EXHIBITION TEXT English

But what is in fact abstract?

A row of large-scale canvases wrap around the exhibition space. The hanging condenses the works on view into a formal unity and invites visitors to view the pictures sequentially. At the same time, it also allows for a simultaneous experience of the conceptually linked series of pictures – for only in this way is the more profound dimension of this complex presentation actually revealed. The visitors are invited to immerse themselves in one pictorial space after another, while at the same time discovering the numerous formal, methodical and thematic points of reference between the series of pictures.

Collin Penno’s most recent works can be understood as both the conclusion and starting point of many years of conceptual and experimental analysis of the conventions of representation, intermediality and transmediality, as well as the art historical legacy of the 20th century. His approach questions established viewing habits and overcomes the traditional boundaries between media and disciplines, without sacrificing playfully associative moments.
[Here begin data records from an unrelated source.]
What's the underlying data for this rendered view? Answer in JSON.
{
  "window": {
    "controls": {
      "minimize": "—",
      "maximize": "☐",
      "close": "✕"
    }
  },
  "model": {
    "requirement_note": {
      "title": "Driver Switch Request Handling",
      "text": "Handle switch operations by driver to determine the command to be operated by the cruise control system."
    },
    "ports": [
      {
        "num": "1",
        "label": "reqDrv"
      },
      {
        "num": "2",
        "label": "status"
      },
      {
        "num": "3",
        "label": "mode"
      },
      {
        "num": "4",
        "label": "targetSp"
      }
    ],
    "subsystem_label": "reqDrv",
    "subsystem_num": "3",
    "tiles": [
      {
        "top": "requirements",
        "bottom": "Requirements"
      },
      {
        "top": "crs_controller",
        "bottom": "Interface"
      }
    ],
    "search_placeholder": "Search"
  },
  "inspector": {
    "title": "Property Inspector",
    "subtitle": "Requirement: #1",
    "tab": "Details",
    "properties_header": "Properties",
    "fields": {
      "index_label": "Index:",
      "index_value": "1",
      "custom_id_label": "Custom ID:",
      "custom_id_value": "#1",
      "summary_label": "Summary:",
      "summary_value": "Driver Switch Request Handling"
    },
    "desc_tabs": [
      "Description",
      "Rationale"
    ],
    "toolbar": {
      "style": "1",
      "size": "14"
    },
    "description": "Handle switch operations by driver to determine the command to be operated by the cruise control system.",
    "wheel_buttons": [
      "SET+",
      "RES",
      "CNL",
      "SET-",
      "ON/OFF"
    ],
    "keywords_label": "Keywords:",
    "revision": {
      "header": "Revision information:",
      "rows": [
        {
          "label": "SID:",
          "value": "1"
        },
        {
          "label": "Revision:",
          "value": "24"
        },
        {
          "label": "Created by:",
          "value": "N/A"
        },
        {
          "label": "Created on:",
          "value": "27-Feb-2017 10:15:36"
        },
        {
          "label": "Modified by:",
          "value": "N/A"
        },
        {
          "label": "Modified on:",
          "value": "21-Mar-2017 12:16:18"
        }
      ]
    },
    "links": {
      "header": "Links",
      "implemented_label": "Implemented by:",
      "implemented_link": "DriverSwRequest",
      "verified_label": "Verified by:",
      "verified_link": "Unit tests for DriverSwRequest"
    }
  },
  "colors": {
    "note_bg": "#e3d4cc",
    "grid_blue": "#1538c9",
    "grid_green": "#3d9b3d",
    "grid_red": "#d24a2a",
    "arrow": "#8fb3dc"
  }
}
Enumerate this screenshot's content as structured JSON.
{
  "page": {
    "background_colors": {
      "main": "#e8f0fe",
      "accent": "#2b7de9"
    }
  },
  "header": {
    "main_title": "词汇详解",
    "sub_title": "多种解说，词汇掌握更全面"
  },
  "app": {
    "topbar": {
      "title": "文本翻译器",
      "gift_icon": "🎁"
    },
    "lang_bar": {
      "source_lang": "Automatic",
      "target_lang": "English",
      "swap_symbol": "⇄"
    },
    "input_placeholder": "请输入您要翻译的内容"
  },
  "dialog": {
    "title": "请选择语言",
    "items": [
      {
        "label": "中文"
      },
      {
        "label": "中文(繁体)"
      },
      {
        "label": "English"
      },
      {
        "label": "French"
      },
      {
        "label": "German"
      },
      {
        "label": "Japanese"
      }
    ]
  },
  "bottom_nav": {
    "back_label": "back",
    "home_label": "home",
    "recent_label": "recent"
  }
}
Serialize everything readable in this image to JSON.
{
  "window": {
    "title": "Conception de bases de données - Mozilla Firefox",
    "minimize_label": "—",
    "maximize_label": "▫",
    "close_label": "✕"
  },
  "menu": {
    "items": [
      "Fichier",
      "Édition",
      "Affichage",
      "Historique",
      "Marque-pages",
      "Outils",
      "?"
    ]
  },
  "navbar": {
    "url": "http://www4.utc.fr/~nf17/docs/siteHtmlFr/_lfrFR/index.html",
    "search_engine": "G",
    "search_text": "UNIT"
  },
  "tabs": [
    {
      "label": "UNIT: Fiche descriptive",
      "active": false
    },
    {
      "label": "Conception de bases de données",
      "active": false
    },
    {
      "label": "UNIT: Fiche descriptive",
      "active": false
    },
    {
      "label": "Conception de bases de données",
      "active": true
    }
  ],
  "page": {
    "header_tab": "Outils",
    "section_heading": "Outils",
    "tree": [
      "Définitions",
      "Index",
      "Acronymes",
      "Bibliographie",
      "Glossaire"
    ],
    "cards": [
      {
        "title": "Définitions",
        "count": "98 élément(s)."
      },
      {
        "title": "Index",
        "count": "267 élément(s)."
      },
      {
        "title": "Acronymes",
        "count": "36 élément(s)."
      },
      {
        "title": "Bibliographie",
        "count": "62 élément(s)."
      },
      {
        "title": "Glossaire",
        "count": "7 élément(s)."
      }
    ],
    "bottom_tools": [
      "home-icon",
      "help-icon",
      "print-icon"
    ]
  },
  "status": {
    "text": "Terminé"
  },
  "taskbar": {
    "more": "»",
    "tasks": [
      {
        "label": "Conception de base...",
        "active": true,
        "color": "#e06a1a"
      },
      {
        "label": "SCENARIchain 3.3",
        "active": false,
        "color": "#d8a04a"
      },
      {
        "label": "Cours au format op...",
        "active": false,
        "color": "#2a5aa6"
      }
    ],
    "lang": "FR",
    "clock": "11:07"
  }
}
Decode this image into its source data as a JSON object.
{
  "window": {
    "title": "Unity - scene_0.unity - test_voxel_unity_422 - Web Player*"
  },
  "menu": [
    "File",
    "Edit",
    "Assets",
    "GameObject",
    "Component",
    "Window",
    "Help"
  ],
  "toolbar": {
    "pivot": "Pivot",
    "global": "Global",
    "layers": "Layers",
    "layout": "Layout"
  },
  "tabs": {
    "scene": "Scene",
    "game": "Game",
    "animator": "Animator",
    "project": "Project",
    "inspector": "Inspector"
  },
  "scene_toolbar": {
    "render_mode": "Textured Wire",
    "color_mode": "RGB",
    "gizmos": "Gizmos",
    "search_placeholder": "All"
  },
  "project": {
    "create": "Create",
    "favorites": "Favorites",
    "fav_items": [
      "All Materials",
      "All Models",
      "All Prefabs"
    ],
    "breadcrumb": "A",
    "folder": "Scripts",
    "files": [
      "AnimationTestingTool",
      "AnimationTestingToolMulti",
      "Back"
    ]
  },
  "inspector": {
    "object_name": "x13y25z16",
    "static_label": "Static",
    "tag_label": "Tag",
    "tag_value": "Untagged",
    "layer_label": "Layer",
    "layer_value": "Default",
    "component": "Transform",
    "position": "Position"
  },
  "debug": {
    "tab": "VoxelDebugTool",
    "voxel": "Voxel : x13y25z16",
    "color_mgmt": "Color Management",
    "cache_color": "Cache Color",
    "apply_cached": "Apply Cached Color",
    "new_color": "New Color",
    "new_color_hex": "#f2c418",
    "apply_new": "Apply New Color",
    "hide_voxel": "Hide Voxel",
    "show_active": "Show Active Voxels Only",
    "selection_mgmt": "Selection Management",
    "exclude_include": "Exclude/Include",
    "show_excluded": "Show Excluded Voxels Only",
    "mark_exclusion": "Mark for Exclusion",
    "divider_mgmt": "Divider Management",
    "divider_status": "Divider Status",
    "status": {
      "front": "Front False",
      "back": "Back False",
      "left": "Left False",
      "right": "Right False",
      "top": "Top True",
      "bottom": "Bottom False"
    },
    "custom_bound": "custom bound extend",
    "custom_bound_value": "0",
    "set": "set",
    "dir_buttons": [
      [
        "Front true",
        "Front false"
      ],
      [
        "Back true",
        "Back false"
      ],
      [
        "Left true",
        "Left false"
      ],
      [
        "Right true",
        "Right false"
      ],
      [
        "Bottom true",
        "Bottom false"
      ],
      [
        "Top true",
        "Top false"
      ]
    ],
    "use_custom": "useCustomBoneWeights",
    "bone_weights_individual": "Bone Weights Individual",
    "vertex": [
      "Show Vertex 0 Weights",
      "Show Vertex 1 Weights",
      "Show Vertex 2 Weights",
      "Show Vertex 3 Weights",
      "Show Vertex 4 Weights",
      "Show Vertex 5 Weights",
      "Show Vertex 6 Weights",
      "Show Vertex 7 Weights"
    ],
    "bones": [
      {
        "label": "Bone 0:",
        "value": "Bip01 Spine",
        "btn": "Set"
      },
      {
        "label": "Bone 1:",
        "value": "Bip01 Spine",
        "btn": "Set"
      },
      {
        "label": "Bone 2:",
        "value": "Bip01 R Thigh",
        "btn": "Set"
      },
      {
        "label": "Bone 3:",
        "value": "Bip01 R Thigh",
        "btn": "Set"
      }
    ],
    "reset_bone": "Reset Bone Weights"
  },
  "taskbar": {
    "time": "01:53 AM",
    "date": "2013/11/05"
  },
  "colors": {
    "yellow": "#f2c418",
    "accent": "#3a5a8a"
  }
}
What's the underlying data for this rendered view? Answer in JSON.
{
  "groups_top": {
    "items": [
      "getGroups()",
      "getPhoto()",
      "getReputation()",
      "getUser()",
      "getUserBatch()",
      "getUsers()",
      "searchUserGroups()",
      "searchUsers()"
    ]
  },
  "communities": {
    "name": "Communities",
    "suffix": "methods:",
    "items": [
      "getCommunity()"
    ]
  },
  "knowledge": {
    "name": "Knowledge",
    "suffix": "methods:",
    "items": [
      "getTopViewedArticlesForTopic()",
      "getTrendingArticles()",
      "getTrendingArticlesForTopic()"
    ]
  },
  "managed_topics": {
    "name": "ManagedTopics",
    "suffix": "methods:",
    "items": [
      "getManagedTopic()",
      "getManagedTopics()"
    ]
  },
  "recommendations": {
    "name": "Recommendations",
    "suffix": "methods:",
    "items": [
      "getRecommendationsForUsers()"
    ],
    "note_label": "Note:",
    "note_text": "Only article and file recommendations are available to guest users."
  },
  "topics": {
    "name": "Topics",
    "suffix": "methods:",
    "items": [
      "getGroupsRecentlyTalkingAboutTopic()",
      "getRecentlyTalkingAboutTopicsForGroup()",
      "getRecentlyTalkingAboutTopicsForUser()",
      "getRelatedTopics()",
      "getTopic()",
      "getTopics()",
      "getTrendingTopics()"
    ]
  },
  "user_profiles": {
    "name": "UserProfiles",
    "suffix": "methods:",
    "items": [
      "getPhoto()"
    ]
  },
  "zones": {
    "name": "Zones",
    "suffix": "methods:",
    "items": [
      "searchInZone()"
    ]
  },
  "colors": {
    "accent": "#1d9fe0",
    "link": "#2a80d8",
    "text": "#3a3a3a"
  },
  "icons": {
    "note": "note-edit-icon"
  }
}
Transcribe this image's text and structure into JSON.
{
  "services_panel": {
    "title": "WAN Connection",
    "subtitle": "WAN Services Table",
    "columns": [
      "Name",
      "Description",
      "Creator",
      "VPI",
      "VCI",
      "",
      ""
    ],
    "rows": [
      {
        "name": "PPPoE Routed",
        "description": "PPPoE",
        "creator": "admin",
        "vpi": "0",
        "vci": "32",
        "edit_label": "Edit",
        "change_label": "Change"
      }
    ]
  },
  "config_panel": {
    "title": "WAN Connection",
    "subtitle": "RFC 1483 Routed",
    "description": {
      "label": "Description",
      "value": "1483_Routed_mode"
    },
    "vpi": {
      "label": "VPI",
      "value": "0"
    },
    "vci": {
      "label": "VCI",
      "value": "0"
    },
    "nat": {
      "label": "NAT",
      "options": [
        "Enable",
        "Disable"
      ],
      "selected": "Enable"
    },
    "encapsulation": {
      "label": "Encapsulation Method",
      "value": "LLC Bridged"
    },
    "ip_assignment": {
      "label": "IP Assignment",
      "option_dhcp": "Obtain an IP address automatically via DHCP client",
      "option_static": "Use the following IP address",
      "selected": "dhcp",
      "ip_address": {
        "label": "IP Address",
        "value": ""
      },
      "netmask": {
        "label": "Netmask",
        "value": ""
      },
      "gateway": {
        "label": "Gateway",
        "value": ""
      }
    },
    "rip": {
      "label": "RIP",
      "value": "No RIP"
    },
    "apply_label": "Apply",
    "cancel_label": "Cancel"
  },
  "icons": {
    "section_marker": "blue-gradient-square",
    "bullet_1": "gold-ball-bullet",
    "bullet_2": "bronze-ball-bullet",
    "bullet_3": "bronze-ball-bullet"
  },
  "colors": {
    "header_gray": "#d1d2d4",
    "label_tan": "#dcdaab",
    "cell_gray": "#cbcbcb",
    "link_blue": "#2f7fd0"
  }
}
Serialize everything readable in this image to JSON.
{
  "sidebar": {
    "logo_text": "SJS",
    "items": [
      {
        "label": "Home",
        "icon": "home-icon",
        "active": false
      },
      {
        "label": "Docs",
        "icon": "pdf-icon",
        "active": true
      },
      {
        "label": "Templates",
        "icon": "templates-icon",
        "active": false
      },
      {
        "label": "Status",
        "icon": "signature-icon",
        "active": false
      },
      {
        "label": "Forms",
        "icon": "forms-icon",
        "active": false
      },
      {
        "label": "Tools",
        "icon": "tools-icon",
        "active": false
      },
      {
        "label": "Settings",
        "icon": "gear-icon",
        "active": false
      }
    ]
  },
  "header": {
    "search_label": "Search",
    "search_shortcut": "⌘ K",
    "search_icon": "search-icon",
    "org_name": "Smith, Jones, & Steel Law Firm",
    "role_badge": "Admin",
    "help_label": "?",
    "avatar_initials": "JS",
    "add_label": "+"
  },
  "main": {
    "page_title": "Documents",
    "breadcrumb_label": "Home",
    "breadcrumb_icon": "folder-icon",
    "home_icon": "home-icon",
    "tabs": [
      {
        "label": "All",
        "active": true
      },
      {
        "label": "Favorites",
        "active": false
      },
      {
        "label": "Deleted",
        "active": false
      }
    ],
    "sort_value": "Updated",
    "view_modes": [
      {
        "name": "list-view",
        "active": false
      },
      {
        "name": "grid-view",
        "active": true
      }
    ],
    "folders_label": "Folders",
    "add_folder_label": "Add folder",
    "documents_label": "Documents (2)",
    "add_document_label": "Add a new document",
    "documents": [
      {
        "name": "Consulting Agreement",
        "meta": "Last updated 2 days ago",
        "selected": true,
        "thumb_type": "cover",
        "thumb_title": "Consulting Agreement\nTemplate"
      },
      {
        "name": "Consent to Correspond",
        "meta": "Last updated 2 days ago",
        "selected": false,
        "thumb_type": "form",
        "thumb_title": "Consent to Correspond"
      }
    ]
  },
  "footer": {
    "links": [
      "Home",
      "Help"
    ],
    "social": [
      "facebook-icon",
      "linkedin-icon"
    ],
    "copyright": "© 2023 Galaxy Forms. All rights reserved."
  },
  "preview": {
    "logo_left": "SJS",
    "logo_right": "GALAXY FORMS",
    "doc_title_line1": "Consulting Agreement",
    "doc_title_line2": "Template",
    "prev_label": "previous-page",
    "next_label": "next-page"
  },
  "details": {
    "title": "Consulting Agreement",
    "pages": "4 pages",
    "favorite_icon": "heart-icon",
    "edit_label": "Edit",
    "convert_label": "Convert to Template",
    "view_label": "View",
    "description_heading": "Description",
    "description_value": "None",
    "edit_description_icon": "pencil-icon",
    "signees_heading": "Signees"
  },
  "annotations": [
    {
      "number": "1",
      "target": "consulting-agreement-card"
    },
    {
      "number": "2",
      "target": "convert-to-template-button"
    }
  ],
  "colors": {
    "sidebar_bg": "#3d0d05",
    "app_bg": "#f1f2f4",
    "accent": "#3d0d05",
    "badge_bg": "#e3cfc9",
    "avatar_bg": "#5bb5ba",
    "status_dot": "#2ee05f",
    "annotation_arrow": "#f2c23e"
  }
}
The series of pictures presented here focus on a critical revision of painting, probably the oldest medium of the visual arts. Penno creates paintings without reverting to the means and methods generally associated with painting. His conceptual strategies include calculated chance as a vehicle for visual expression: Within the frameworks of a previously established set of rules, the canvases are subjected to a number of experiments, which inscribe themselves onto the painting’s surface so that the respective processes remain transparent within the completed picture. Both chemical and physical means are used, so that the artist’s studio becomes a kind of alchemistic laboratory.

The studio – as a site of nearly infinite possibilities of choice – is the stage for these creative processes. Here, methods are tested, approaches are developed further and discarded materials are recycled to be used in new processes. Ideally, his works visualize the multi-layered process of experimentation, the various results and the selection process, as well as revisions and re-combinations.

Like the icons of Modernism – back to which many of his works refer – these processes are based exclusively on analogue procedures. Without breaking with this dictum, the artist nevertheless succeeds in allowing the methods of production and forms of reception of our digital age to flow into his works: Selected “samples” from his “databank” are edited or subjected to a “remix”, and only then brought together to create the finished works.

In this way, Penno develops works, which consciously oscillate between media and disciplines and allow the picture to become an object. It is precisely this “in between” state that interests the artist. It is revealed in his handling of strips of canvas sewn together as a so-called “picture forming” material, as well as in his play with what appears to be brushwork and, on closer inspection, actually consists of a pure printing raster, or in his bleaching out of already existing colour from the pre-dyed cotton fabric. With “LIMBO”, the artist has chosen a title, which evokes associations ranging from a physically tangible feat of strength to ecstatic frenzy and laconic self-irony.

He provides numerous references, approaches and possible connections – yet every time we feel certain that we have seen through his strategy, he takes this purported certainty to the extreme. Is it indeed still painting, or is it already sculpture? Why does the Bleach Painting evoke such vibrant associations to photography? One glance opens a view onto a nearly tangible illusion of spatiality. The next one leads to the indefinable realm of abstraction. But what is in fact abstract?

Axel Braun